BEGIN Supplied data

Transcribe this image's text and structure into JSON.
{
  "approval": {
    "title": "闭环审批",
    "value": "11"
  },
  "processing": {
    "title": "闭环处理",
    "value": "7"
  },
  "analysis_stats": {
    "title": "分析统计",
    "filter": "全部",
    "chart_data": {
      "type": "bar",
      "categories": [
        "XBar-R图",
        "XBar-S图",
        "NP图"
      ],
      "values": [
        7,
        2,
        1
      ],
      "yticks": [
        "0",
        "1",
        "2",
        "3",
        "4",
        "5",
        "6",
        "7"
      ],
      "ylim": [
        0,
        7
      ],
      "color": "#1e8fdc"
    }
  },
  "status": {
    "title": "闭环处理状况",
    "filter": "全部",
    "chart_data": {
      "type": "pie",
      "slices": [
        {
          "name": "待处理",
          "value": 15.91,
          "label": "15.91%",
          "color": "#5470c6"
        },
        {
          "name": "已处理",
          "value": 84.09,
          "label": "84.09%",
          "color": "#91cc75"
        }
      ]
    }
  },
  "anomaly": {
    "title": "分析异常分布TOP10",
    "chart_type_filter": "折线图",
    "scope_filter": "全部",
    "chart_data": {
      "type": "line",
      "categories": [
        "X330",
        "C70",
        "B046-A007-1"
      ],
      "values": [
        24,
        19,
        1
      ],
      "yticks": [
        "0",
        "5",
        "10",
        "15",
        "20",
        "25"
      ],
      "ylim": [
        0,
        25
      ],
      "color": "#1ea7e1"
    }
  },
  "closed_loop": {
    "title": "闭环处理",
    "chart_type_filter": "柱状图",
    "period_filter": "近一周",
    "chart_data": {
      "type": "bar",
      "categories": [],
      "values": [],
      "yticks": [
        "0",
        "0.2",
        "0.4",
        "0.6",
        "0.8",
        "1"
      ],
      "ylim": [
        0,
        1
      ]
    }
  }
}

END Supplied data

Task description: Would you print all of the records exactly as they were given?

Result:
Transcribe this image's text and structure into JSON.
{
  "approval": {
    "title": "闭环审批",
    "value": "11"
  },
  "processing": {
    "title": "闭环处理",
    "value": "7"
  },
  "analysis_stats": {
    "title": "分析统计",
    "filter": "全部",
    "chart_data": {
      "type": "bar",
      "categories": [
        "XBar-R图",
        "XBar-S图",
        "NP图"
      ],
      "values": [
        7,
        2,
        1
      ],
      "yticks": [
        "0",
        "1",
        "2",
        "3",
        "4",
        "5",
        "6",
        "7"
      ],
      "ylim": [
        0,
        7
      ],
      "color": "#1e8fdc"
    }
  },
  "status": {
    "title": "闭环处理状况",
    "filter": "全部",
    "chart_data": {
      "type": "pie",
      "slices": [
        {
          "name": "待处理",
          "value": 15.91,
          "label": "15.91%",
          "color": "#5470c6"
        },
        {
          "name": "已处理",
          "value": 84.09,
          "label": "84.09%",
          "color": "#91cc75"
        }
      ]
    }
  },
  "anomaly": {
    "title": "分析异常分布TOP10",
    "chart_type_filter": "折线图",
    "scope_filter": "全部",
    "chart_data": {
      "type": "line",
      "categories": [
        "X330",
        "C70",
        "B046-A007-1"
      ],
      "values": [
        24,
        19,
        1
      ],
      "yticks": [
        "0",
        "5",
        "10",
        "15",
        "20",
        "25"
      ],
      "ylim": [
        0,
        25
      ],
      "color": "#1ea7e1"
    }
  },
  "closed_loop": {
    "title": "闭环处理",
    "chart_type_filter": "柱状图",
    "period_filter": "近一周",
    "chart_data": {
      "type": "bar",
      "categories": [],
      "values": [],
      "yticks": [
        "0",
        "0.2",
        "0.4",
        "0.6",
        "0.8",
        "1"
      ],
      "ylim": [
        0,
        1
      ]
    }
  }
}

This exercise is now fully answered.